Topps also seemed to play favorites with the color combinations.
The Pirates, two years removed from winning the World Series, received yellow borders that matched perfectly with their color scheme.
The White Sox were punished for their uniform choice with sickly green borders.
This is the set that Topps put out the year Donruss and Fleer became competition. Neither Donruss nor Fleer issued a set that could legitimately compete with Topps that year, but Topps got lucky. If either Donruss or Fleer was on its game that year, it would have easily blown past Topps.
Scan through the '81 Topps set and you'll notice too many head shots for a set that was issued in the 1980s. Times would change the very next year for Topps and really change the year after that. But I view 1981 Topps as the end of the Olin Mills era. It is very much a dated set.
1981 Topps featured red backs for the first time since 1975, but all I noticed is that some cards featured a cartoon and others didn't. This was the first time in my collecting experience that cartoons were featured on some, but not all cards. I didn't like it.
After everyone was done collecting the set in '81, Topps issued the first modern traded set.
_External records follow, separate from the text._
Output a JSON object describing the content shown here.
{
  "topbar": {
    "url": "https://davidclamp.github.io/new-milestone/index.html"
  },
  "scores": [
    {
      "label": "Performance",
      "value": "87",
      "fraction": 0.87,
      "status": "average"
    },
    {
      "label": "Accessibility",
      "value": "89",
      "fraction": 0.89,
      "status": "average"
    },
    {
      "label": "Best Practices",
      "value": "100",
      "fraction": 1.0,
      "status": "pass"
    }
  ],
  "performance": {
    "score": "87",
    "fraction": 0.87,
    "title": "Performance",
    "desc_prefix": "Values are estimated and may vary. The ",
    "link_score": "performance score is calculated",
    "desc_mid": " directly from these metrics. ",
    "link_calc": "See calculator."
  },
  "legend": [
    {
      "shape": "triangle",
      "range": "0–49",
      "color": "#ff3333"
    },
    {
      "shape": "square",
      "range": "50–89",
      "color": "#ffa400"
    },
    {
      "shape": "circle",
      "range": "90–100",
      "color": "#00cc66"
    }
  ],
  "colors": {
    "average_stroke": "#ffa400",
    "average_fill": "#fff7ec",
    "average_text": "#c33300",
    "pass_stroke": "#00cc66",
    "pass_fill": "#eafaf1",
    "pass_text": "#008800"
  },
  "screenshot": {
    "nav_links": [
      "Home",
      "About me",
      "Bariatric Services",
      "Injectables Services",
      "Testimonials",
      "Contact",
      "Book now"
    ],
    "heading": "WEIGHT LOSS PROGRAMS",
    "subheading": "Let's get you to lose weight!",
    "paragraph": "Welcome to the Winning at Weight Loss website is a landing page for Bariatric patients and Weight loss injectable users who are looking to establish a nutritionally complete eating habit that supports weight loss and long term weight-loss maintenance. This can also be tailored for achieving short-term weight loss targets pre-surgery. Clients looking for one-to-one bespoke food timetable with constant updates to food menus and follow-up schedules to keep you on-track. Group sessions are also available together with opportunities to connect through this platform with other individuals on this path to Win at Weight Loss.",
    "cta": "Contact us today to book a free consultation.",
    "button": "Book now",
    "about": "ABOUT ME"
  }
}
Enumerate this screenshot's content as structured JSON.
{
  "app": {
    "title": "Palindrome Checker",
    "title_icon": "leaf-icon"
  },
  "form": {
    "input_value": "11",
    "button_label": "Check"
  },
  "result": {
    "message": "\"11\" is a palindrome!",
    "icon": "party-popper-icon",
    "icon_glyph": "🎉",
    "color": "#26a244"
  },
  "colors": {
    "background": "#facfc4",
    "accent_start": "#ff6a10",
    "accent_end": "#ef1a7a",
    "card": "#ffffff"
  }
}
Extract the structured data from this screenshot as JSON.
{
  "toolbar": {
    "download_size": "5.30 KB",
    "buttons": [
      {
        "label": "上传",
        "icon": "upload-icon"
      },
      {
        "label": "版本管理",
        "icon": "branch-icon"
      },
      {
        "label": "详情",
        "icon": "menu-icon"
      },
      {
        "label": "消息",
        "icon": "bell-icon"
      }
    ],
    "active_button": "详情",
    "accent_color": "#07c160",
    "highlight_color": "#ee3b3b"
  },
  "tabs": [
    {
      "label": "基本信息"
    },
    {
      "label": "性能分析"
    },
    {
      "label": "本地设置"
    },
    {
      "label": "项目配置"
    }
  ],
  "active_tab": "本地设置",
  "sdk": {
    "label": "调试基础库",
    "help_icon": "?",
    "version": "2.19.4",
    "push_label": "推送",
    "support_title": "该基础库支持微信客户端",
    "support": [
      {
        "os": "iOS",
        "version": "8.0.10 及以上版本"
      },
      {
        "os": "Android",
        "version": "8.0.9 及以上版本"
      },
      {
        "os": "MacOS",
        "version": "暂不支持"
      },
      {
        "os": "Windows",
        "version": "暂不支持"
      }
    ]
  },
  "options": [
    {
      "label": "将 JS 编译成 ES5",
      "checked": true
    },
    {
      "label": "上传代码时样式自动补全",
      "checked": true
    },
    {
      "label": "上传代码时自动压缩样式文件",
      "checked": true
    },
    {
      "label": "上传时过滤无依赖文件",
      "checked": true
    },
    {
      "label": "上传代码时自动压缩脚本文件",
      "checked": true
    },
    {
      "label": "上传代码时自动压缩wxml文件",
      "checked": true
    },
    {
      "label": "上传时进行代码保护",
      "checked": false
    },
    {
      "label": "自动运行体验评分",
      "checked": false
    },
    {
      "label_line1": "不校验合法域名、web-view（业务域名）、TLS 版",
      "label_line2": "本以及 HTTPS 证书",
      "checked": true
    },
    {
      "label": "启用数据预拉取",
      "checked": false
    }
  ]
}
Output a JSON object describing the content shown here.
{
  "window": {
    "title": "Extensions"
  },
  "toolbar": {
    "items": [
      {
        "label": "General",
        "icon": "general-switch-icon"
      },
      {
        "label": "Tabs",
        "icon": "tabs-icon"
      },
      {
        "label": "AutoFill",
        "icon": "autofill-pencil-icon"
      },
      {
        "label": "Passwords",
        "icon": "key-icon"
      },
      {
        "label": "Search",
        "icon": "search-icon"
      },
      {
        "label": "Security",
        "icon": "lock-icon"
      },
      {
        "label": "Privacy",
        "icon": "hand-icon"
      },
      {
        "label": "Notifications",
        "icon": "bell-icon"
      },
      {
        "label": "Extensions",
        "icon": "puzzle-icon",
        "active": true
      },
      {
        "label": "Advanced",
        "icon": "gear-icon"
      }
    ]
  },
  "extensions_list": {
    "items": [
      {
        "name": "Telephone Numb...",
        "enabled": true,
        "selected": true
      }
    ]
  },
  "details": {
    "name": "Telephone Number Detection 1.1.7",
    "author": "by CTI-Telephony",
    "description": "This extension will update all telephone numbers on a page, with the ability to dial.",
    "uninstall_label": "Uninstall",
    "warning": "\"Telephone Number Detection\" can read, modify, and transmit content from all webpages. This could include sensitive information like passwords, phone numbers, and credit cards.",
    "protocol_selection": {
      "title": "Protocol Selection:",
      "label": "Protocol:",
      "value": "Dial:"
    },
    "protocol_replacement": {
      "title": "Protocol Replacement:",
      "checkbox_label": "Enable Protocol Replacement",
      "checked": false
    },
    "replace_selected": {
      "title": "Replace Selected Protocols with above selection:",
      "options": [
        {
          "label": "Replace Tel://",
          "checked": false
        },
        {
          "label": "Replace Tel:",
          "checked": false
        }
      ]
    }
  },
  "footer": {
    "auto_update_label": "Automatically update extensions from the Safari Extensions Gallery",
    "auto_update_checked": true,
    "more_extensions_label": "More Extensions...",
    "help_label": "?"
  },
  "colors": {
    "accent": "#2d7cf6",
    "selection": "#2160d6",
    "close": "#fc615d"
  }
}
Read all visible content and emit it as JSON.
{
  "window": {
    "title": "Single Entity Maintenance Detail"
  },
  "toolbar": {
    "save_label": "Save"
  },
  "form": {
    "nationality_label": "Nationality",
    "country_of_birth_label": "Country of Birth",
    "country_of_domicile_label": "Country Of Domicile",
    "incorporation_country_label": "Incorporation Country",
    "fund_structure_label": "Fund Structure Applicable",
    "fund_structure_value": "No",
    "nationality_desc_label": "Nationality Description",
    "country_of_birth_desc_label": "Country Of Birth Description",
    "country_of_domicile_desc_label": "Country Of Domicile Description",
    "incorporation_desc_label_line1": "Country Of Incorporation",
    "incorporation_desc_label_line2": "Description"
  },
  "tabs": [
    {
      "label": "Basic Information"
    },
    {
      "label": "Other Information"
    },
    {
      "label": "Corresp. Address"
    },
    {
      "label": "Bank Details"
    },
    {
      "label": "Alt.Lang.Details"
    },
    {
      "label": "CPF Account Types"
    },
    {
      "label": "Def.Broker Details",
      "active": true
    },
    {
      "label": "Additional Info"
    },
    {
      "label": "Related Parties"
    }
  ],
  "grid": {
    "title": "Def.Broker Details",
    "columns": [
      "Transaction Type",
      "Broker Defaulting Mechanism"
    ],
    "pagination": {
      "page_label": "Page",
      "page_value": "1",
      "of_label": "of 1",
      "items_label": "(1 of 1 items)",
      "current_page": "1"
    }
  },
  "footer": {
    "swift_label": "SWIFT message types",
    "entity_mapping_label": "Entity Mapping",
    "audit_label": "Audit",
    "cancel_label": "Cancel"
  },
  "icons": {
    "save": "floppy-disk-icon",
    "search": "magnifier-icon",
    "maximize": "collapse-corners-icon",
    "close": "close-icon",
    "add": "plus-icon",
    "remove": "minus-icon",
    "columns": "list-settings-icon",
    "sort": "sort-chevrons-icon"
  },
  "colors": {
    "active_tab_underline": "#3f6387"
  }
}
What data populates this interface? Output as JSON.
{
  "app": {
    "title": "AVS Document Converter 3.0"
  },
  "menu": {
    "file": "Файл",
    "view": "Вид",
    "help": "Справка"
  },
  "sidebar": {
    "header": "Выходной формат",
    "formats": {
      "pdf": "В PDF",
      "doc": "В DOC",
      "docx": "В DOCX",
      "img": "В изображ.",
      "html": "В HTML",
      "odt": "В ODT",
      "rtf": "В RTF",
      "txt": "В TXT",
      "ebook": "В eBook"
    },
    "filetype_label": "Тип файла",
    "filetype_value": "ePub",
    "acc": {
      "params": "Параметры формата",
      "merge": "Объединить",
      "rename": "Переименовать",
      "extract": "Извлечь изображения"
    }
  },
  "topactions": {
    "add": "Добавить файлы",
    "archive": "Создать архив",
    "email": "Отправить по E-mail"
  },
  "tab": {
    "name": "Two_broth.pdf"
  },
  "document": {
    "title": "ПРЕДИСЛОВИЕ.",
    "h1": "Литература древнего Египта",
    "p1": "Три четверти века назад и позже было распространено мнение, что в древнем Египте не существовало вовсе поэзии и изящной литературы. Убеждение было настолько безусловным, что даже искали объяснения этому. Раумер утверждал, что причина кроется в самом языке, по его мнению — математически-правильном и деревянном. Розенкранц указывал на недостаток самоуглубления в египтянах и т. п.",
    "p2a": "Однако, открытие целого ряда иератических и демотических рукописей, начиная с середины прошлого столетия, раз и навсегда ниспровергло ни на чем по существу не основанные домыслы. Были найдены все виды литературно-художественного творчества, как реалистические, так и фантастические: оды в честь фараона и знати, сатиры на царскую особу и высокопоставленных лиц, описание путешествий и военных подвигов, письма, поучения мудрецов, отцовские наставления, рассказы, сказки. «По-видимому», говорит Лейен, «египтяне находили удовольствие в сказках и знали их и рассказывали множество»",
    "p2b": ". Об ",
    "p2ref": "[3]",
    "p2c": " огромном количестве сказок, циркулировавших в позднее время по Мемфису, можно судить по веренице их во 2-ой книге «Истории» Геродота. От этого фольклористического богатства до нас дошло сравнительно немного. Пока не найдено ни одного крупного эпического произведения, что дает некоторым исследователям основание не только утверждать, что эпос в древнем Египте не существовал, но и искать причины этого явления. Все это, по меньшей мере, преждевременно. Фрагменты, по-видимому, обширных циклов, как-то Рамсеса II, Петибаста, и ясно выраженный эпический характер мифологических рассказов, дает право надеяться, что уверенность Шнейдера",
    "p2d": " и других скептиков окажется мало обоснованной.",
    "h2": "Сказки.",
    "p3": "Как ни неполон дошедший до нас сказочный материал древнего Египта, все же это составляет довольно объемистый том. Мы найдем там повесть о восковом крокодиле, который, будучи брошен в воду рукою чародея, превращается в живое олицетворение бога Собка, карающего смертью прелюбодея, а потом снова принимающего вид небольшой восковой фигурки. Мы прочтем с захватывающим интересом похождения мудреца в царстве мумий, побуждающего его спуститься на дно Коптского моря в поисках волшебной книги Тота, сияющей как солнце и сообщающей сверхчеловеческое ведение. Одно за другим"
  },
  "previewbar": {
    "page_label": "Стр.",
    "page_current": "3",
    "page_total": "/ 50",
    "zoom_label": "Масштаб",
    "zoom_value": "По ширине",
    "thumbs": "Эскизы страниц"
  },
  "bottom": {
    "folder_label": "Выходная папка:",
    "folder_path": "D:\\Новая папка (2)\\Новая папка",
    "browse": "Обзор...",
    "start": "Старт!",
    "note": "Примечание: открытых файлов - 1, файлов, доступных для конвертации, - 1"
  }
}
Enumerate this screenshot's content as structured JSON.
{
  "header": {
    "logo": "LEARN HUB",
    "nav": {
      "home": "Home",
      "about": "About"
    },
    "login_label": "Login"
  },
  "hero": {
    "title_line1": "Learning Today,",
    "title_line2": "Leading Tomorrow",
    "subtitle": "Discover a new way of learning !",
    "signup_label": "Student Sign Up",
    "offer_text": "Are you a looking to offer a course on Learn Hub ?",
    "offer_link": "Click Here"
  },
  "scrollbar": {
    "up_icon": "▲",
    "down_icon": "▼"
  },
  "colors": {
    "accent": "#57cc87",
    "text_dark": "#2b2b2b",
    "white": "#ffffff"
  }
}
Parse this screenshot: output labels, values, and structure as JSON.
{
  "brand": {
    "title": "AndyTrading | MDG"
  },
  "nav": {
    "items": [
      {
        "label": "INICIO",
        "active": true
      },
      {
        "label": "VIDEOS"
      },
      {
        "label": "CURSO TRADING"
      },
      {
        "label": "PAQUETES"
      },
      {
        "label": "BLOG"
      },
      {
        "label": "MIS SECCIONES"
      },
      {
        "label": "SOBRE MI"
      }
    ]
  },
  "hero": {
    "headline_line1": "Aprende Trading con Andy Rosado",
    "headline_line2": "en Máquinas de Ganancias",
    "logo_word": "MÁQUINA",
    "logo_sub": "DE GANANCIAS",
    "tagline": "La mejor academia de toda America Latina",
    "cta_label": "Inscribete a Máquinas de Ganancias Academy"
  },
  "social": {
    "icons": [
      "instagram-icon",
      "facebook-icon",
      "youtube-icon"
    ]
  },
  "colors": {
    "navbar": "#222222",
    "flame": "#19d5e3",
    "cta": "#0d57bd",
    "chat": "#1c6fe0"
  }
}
If 1981 Topps is remembered for anything, it will be that Traded set and the caps.
There's not much else worth remembering.
Up next: Sets #40-37.